Here was context.
Back in America, members of the then nascent weblog community had discovered the power of their publishing tool. They offered abundant links to articles from large and small news organizations, domestic and foreign. New York City bloggers posted personal views of what they’d seen, with photographs, providing more information and context to what the major media was providing.
“I’m okay. Everyone I know is okay,” Amy Phillips wrote September 11 on her blog, “The 50 Minute Hour.”31 A Brooklyn blogger named Gus wrote: “The wind just changed direction and now I know what a burning city smells like. It has the smell of burning plastic. It comes with acrid brown skies with jet fighters flying above them. The stuff I’m seeing on teevee is like some sort of bad Japanese Godzilla movie, with less convincing special effects. Then I’m outside, seeing it with my naked eyes.”32
Meg Hourihan was a continent away, in San Francisco. A cofounder of Pyra Labs, creator of Blogger, another of the early blogging tools (now owned by Google), she pointed to other blogs that day and urged people to give blood. The next day she wrote, in part: “24 hours later, I’m heading back into the kitchen to finish up the dishes, to pick up the spatula that still sits in the sink where I dropped it. I’m going to wash my coffee press and brew that cup of coffee I never had yesterday. I’m going to try and find some semblance of normalcy in this very changed world.”33

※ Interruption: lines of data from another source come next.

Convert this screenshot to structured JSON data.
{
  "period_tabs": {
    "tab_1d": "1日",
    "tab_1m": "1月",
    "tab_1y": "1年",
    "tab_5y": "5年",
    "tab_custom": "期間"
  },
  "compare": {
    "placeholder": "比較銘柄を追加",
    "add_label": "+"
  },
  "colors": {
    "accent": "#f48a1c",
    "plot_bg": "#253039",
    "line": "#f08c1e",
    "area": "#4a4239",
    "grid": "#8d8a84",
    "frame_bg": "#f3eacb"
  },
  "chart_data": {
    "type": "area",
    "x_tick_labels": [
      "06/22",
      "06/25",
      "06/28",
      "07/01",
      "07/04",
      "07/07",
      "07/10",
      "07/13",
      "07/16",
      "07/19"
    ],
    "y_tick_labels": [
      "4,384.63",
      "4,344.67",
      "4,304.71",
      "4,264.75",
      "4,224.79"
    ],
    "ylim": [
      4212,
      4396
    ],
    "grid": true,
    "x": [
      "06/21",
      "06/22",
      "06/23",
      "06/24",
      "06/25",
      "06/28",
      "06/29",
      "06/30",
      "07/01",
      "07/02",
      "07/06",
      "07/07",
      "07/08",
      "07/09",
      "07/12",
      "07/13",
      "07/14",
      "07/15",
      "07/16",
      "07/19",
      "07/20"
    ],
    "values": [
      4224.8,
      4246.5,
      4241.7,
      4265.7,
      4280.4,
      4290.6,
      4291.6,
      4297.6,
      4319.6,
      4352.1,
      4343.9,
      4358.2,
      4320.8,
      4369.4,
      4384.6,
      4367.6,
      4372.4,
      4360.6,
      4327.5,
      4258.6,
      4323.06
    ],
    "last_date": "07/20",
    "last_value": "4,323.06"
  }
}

Also in California that day, a little known Afghan-American writer named Tamim Ansary sent an impassioned email to some friends. His message was in part cautionary, observing that while America might want to bomb anything that moved in Afghanistan, we couldn’t bomb it back to the Stone Age, as some talk show hosts were urging. The Asian nation, he argued, was already there. Ansary’s email circulated among a widening circle of friends and acquaintances. By September 14, it had appeared on a popular weblog and on Salon, a web magazine.34 Within days, Ansary’s words of anguish and caution had spread all over America.
Ansary’s news had flowed upward and outward. At the outset, no one from a major network had ever heard of him. But what he said had sufficient authority that people who knew him spread his message, first to their own friends and ultimately to web journalists who spread it further. Only then did the mass media discover it and take it to a national audience. This was the best kind of grassroots collaboration with Big Media.

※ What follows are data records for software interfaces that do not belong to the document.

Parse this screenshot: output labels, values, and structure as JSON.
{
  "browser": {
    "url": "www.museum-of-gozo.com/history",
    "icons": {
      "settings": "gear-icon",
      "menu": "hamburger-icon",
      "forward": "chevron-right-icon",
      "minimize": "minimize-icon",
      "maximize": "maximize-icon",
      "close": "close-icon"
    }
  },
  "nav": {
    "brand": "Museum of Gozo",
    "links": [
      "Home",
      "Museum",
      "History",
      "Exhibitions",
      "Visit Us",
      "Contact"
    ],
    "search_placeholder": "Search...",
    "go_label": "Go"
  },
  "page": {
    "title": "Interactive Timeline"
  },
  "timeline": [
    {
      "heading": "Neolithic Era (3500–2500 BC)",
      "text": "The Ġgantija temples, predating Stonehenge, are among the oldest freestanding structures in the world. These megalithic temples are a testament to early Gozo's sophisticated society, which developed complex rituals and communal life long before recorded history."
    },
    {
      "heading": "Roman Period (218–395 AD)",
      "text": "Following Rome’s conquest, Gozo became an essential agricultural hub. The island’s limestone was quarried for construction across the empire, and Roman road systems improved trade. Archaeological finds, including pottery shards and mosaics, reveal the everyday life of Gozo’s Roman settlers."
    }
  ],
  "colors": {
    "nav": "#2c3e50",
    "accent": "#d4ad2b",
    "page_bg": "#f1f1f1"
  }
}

In Tennessee, meanwhile, Glenn Reynolds was typing, typing, typing into his weblog, Instapundit.com, which he’d started only a few weeks earlier. A law professor with a technological bent, he’d originally expected the blog to be somewhat lighthearted. The attacks changed all that.
“I was very reactive,” he told me. “I had no agenda. I was just writing about stuff, because the alternative was sitting there and watching the plane crash into the tower again and again on CNN.”

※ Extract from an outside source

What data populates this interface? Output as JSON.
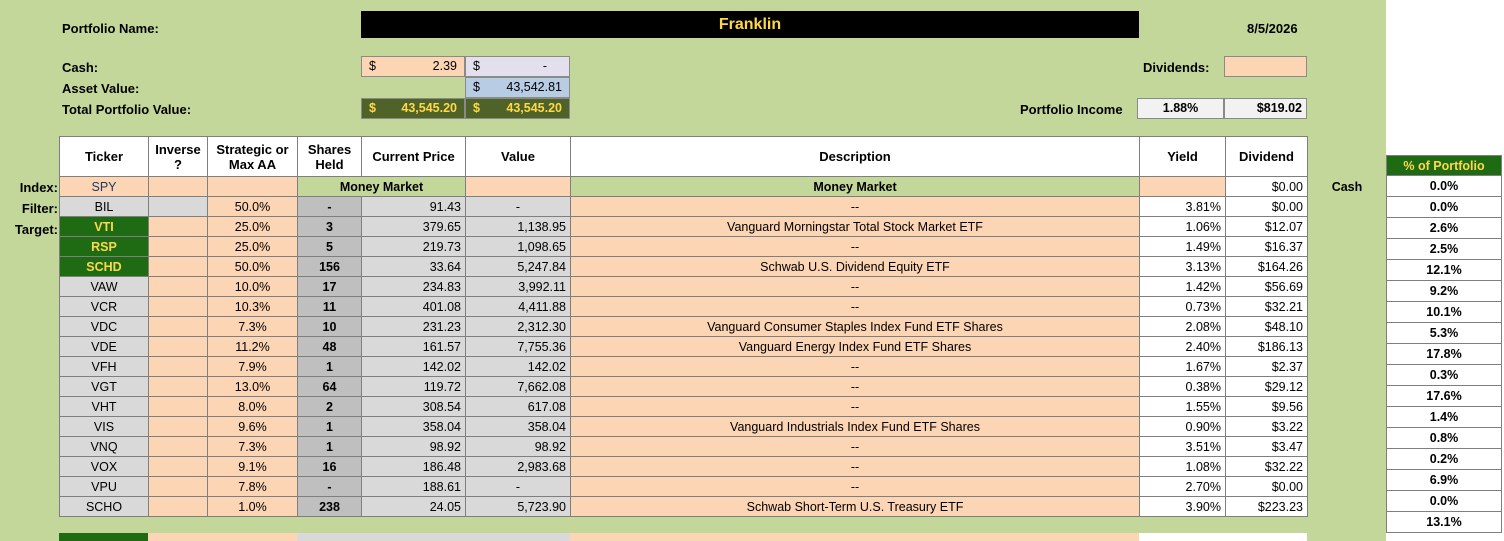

He was as furious as anyone, and wanted retaliation. But he warned against a backlash targeting Muslims. He said Americans should not give into the temptation to toss out liberty in the name of safety. He didn’t expect to develop a following, but that happened almost immediately. He’d struck a chord. He heard from people who agreed and disagreed vehemently. He kept the discussion going, adding links and perspectives.
Today, InstaPundit.com has a massive following. Reynolds is constantly posting trenchant commentary, with a libertarian and rightward slant, on a variety of topics. He’s become a star in a firmament that could not have existed only a short time ago—a firmament that got its biggest boost from the cruelest day in recent American history. The day is frozen in time, but the explosions of airplanes into those buildings turned new heat on a media glacier, and the ice is still melting.